Even in the era of Super Mario Run, Nintendo is serious about pursuing its own vision and building its own hardware. Here’s why.

Link, the elfin hero of the Legend of Zelda series, has been rescuing the princess for over 30 years and 17 games. With the latest installment, Breath of the Wild, he ventures to a new place: Nintendo’s next-generation console, the portable Nintendo Switch.

After the tepid sales of Nintendo’s Wii U, released for the holiday 2012 season, the Japanese game giant announced in March 2015 that it was working on new hardware that featured a new concept, codenamed NX. In October, via a teaser trailer, it revealed the Switch.

And last week, at an event in Tokyo, the company showcased the features of the device, games coming this year, and the all-important launch details. The Switch will be released March 3 for $300 and Legend of Zelda: Breath of the Wild is the flagship game available on day one.

From the very first glimpses of the hardware via that teaser video, it was evident that Nintendo was once more embracing the blue-ocean strategy that has taken the company to uncharted waters far away from its competition in the gaming industry.

“Our competitors are going down their own strategy, Sony and Microsoft, arguably, very similar strategies,” says Nintendo of America president Reggie Fils-Aime. “They need to figure out how they are going to compete with each other, and they need to figure out how they are going to compete with us.”

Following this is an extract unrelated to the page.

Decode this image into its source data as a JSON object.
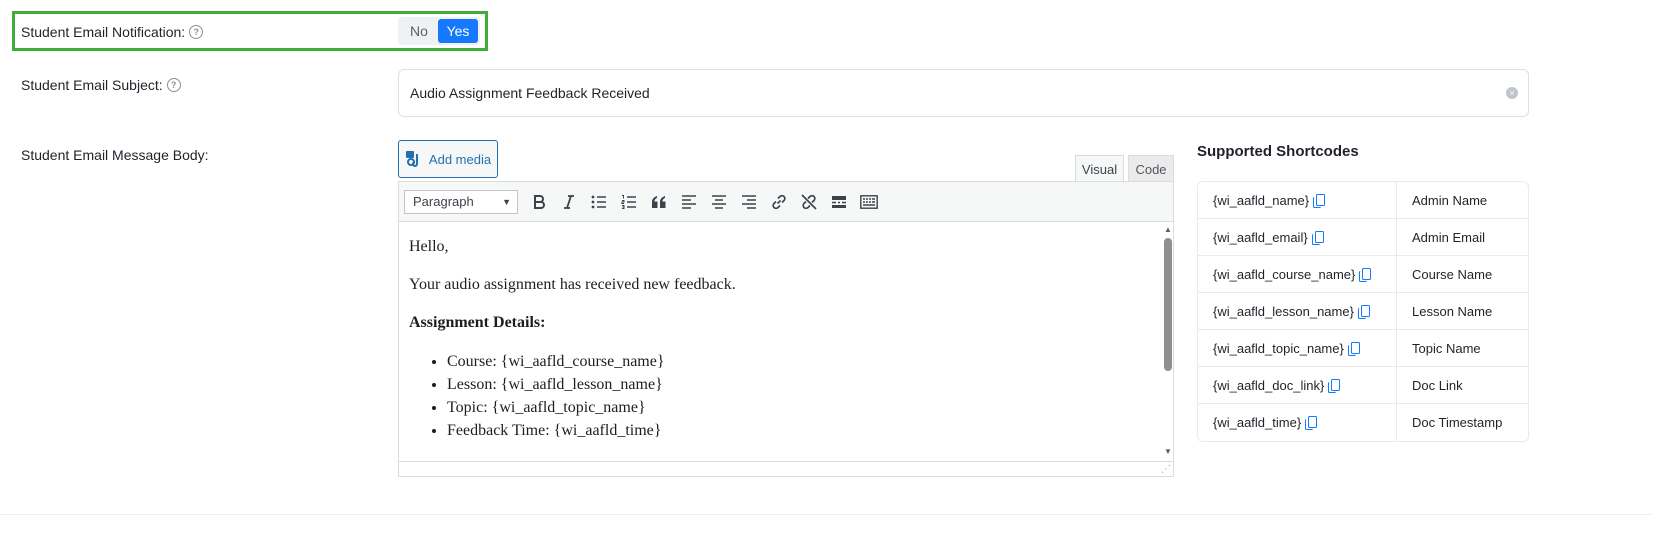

“From a Nintendo perspective, we believe in creating products and experiences that are unique and really can’t be copied by our competition. That’s our mentality. I don’t really care what our competitors do. We need to do what plays best to our strengths, and what we believe is going to motivate the consumer to engage with our products.”

Read the full article at Fast Company.